In Learning

For me, the real miracle of agile is staring us in the face every day, such that it tends to be overlooked sometimes when the essence of such things is being sought, discussed or even “measured”.

I see it every day when coaching or facilitating teams that have transformed themselves into high-performing teams, and I see it plastering and dominating the “Happy Face” section of the retrospective board every time, in the training room and the war rooms as organisations start to adopt agile.

Actually, come to think of it, I’ve seen it all through my career …

In my first year of work, back in 1985, I went on a “team building” course. There, on the banks of the lake, shivering in the early morning spring sunshine, standing two-to-three feet apart, was the usual motley assortment that random fate had decreed was to be considered “a team”, in name at least. Some were natural outdoor types. Others, muttering, looking uncomfortable out of their usual smart work clothes, were fearing any and all prospects of physical exertion. I myself was a reluctant attendee, in a sling, recovering from a broken collarbone. The assignment was to retrieve a clue from a Coke bottle on the island in the middle of the lake, and thereafter see where the trail of clues led us. We scouted around, found an array of items that we might be able to cobble together into some kind of a raft, and took it from there.

By the end of the day, even the most reluctant attendees were all muddied up. Some had skinned their knees or scratched up their arms. One colleague had volunteered for and completed a solo 5 mile run in search of one clue. My sling had long since been discarded – my physiotherapist had told me to start using my arm again anyway – gently at first – well, I’d started using it again, so I’d followed that part of her instructions. We were all huddled together in the bar, chattering wildly, slapping each other on the back.

What did we achieve? I honestly can’t remember. Something entirely made-up and meaningless, that’s for sure. But every last one of us had thrown our absolute all into the achieving of it and could be counted amongst the happiest folk on the planet as a direct result. Imagine for a moment that we had been given detailed plans of where to go, how to get there, detailed instructions of how to build a seaworthy raft, and precise expected timings for “achieving” each meaningless task along the way, which we would need to stick to if we were to achieve the meaningless whole withiin a day.

Frankly, we probably wouldn’t have bothered at all – we’d probably have gone back to bed, or straight to the bar.

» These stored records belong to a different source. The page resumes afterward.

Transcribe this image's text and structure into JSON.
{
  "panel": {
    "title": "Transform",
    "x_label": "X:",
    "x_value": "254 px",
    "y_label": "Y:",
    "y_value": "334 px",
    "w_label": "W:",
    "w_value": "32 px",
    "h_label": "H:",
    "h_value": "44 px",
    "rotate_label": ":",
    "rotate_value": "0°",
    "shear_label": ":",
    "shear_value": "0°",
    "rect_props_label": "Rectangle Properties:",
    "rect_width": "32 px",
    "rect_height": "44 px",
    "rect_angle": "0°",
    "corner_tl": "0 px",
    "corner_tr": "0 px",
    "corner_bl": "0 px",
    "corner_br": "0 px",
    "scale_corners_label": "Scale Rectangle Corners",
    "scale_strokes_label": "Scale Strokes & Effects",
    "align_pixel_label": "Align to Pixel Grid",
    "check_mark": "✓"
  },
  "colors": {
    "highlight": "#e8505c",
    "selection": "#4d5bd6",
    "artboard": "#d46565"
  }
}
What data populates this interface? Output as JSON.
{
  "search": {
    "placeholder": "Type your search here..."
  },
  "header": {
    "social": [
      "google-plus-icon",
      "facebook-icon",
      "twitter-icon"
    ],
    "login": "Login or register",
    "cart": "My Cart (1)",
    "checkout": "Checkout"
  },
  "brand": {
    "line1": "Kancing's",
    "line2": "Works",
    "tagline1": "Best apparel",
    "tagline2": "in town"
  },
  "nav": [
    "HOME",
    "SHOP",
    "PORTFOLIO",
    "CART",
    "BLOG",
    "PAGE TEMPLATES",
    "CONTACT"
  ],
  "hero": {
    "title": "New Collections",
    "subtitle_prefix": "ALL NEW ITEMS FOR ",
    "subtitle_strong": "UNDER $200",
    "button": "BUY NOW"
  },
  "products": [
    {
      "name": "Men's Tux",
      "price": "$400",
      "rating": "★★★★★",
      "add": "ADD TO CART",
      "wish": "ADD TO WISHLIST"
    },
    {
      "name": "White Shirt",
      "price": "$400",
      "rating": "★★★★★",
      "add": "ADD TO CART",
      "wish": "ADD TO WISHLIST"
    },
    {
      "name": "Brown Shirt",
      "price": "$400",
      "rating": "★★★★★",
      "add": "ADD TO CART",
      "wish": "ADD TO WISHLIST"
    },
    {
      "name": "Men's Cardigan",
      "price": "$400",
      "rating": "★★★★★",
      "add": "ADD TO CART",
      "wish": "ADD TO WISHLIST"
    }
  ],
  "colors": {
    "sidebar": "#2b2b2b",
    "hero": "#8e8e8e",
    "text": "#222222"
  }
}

We certainly wouldn’t have thrown our all into it, and we certainly wouldn’t give two hoots whether we succeeded or failed. So, for me, the miracle is teamwork. There’s just something about pitching in with a bunch of other people to figure something out and achieve something by working together. There is simply nothing else more rewarding and fulfilling.

There is no rationality to it – the end goal can be as meaningless and unrewarding as you like. Not being a social scientist, I don’t know any of the theories about why it is so. It is certainly something deeply wired into human DNA and human happiness. Maybe it goes back to when cavemen collaborated to bring down a woolly mammoth. Maybe, just maybe, it’s the single most important invention of humankind ever: what enabled us to survive as “the naked ape”, when we would seem to have so little going for us as a physical species.

And it is such a virtuous-circle of a thing – a happy team is a motivated team is a committed team is a successful team is a happy team is the beating heart of the value-generation engine of your organisation.

And yet somehow it is hugely unrecognised and untapped as a force. What is the value, pure and simple, of NOT telling a team how to go about its business? It is recognised as a key concept in agility, of course, –  the “self-organising team” – but it is hard to define and measure in terms of both behaviour and value.

And what ever happened to those jolly old team-building courses – often seen as a pure luxury by management, certainly to be cut back on in these economically tough times?

What if, instead, we aim to turn every day at work into one big team-building exercise?…

Sign up to receive our newsletter and new posts

Recommended Posts
Comments
  • Bob Marshall
    Reply

    Oh happy few, that have experienced the joy and fulfilment of working in a truly “gelled” team. Peopleware wrote of this phenomenon over 20 years ago. And it’s still as elusive and unappreciated now, as then.

    – Bob

Leave a Comment

Systems Thinking in IT